● **Exercise brief**
Using the listing below, copy every line that mentions "trimestre".

◇ ◇ ◇ ◇ ◇

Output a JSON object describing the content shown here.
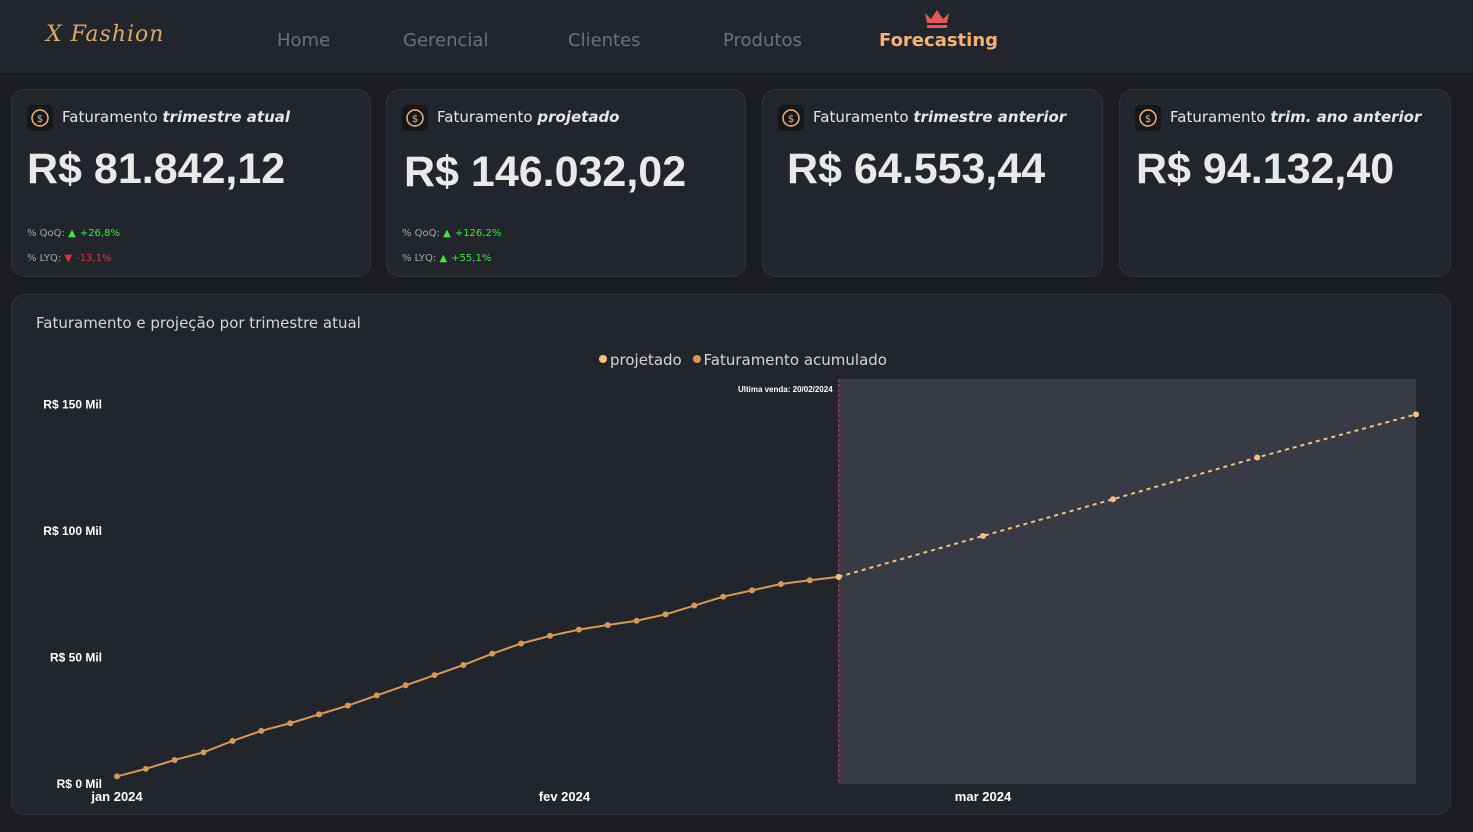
{
  "app": {
    "logo": "X Fashion"
  },
  "nav": {
    "items": [
      {
        "label": "Home"
      },
      {
        "label": "Gerencial"
      },
      {
        "label": "Clientes"
      },
      {
        "label": "Produtos"
      },
      {
        "label": "Forecasting"
      }
    ],
    "active": "Forecasting",
    "active_icon": "crown-icon",
    "active_color": "#f2b37b"
  },
  "cards": [
    {
      "title_prefix": "Faturamento",
      "title_emphasis": "trimestre atual",
      "value": "R$ 81.842,12",
      "qoq_label": "% QoQ:",
      "qoq_value": "+26,8%",
      "qoq_direction": "up",
      "lyq_label": "% LYQ:",
      "lyq_value": "-13,1%",
      "lyq_direction": "down"
    },
    {
      "title_prefix": "Faturamento",
      "title_emphasis": "projetado",
      "value": "R$ 146.032,02",
      "qoq_label": "% QoQ:",
      "qoq_value": "+126,2%",
      "qoq_direction": "up",
      "lyq_label": "% LYQ:",
      "lyq_value": "+55,1%",
      "lyq_direction": "up"
    },
    {
      "title_prefix": "Faturamento",
      "title_emphasis": "trimestre anterior",
      "value": "R$ 64.553,44"
    },
    {
      "title_prefix": "Faturamento",
      "title_emphasis": "trim. ano anterior",
      "value": "R$ 94.132,40"
    }
  ],
  "chart_panel": {
    "title": "Faturamento e projeção por trimestre atual",
    "legend": [
      {
        "name": "projetado",
        "color": "#f4c185"
      },
      {
        "name": "Faturamento acumulado",
        "color": "#d49a5c"
      }
    ]
  },
  "chart_data": {
    "type": "line",
    "x_range": [
      "2024-01-01",
      "2024-03-31"
    ],
    "x_ticks": [
      {
        "date": "2024-01-01",
        "label": "jan 2024"
      },
      {
        "date": "2024-02-01",
        "label": "fev 2024"
      },
      {
        "date": "2024-03-01",
        "label": "mar 2024"
      }
    ],
    "y_ticks": [
      {
        "value": 0,
        "label": "R$ 0 Mil"
      },
      {
        "value": 50000,
        "label": "R$ 50 Mil"
      },
      {
        "value": 100000,
        "label": "R$ 100 Mil"
      },
      {
        "value": 150000,
        "label": "R$ 150 Mil"
      }
    ],
    "ylim": [
      0,
      160000
    ],
    "annotation": {
      "date": "2024-02-20",
      "label": "Ultima venda: 20/02/2024"
    },
    "projection_start": "2024-02-20",
    "projection_end": "2024-03-31",
    "series": [
      {
        "name": "Faturamento acumulado",
        "color": "#d49a5c",
        "points": [
          [
            "2024-01-01",
            3000
          ],
          [
            "2024-01-03",
            6000
          ],
          [
            "2024-01-05",
            9500
          ],
          [
            "2024-01-07",
            12500
          ],
          [
            "2024-01-09",
            17000
          ],
          [
            "2024-01-11",
            21000
          ],
          [
            "2024-01-13",
            24000
          ],
          [
            "2024-01-15",
            27500
          ],
          [
            "2024-01-17",
            31000
          ],
          [
            "2024-01-19",
            35000
          ],
          [
            "2024-01-21",
            39000
          ],
          [
            "2024-01-23",
            43000
          ],
          [
            "2024-01-25",
            47000
          ],
          [
            "2024-01-27",
            51500
          ],
          [
            "2024-01-29",
            55500
          ],
          [
            "2024-01-31",
            58500
          ],
          [
            "2024-02-02",
            61000
          ],
          [
            "2024-02-04",
            62800
          ],
          [
            "2024-02-06",
            64500
          ],
          [
            "2024-02-08",
            67000
          ],
          [
            "2024-02-10",
            70500
          ],
          [
            "2024-02-12",
            74000
          ],
          [
            "2024-02-14",
            76500
          ],
          [
            "2024-02-16",
            79000
          ],
          [
            "2024-02-18",
            80500
          ],
          [
            "2024-02-20",
            81842
          ]
        ]
      },
      {
        "name": "projetado",
        "color": "#f4c185",
        "points": [
          [
            "2024-02-20",
            81842
          ],
          [
            "2024-03-01",
            98000
          ],
          [
            "2024-03-10",
            112500
          ],
          [
            "2024-03-20",
            129000
          ],
          [
            "2024-03-31",
            146032
          ]
        ]
      }
    ]
  }
}
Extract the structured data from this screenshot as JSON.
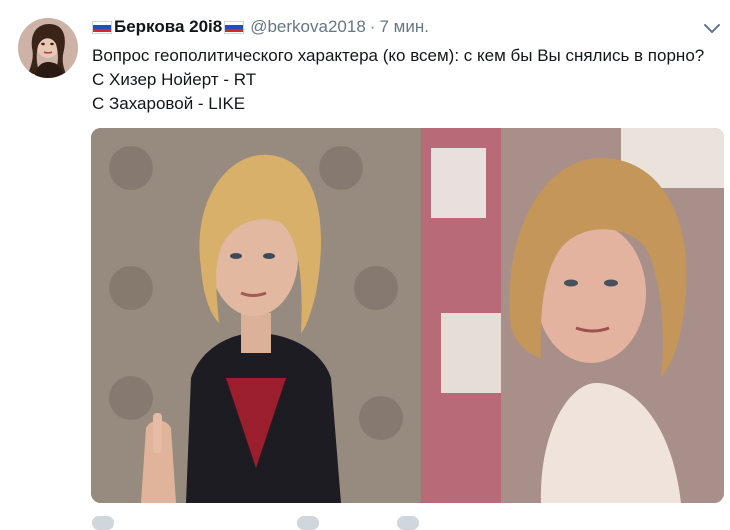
{
  "tweet": {
    "author_name": "Беркова 20i8",
    "handle": "@berkova2018",
    "separator": "·",
    "time": "7 мин.",
    "lines": [
      "Вопрос геополитического характера (ко всем): с кем бы Вы снялись в порно?",
      "С Хизер Нойерт - RT",
      "С Захаровой - LIKE"
    ]
  },
  "icons": {
    "flag": "russian-flag-icon",
    "menu": "chevron-down-icon"
  },
  "colors": {
    "secondary_text": "#657786",
    "flag_white": "#ffffff",
    "flag_blue": "#1f4fbf",
    "flag_red": "#d52b1e"
  }
}
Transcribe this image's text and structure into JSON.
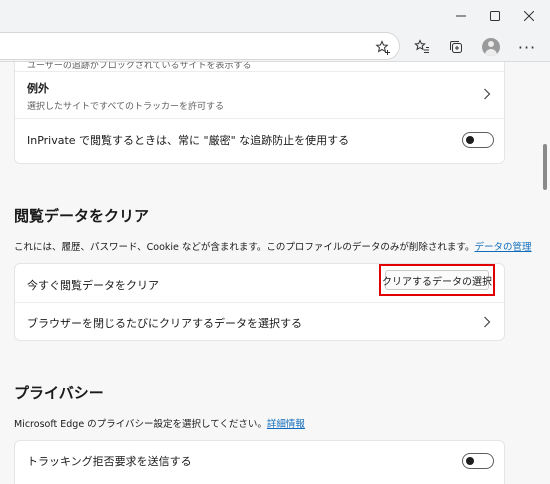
{
  "window_controls": {
    "minimize": "─",
    "maximize": "☐",
    "close": "✕"
  },
  "toolbar": {
    "icons": [
      "star-add-icon",
      "favorites-icon",
      "collections-icon",
      "profile-icon",
      "more-icon"
    ],
    "more_glyph": "···"
  },
  "tracking_card": {
    "partial_text": "ユーザーの追跡がブロックされているサイトを表示する",
    "exceptions_title": "例外",
    "exceptions_sub": "選択したサイトですべてのトラッカーを許可する",
    "inprivate_label": "InPrivate で閲覧するときは、常に \"厳密\" な追跡防止を使用する",
    "inprivate_toggle": false
  },
  "clear_section": {
    "title": "閲覧データをクリア",
    "description": "これには、履歴、パスワード、Cookie などが含まれます。このプロファイルのデータのみが削除されます。",
    "manage_link": "データの管理",
    "clear_now_label": "今すぐ閲覧データをクリア",
    "choose_button": "クリアするデータの選択",
    "on_close_label": "ブラウザーを閉じるたびにクリアするデータを選択する"
  },
  "privacy_section": {
    "title": "プライバシー",
    "description": "Microsoft Edge のプライバシー設定を選択してください。",
    "learn_more_link": "詳細情報",
    "dnt_label": "トラッキング拒否要求を送信する",
    "dnt_toggle": false
  }
}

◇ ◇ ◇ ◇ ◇

● **Expected answer**
      "title_emphasis": "trimestre atual",
      "title_emphasis": "trimestre anterior",
    "title": "Faturamento e projeção por trimestre atual",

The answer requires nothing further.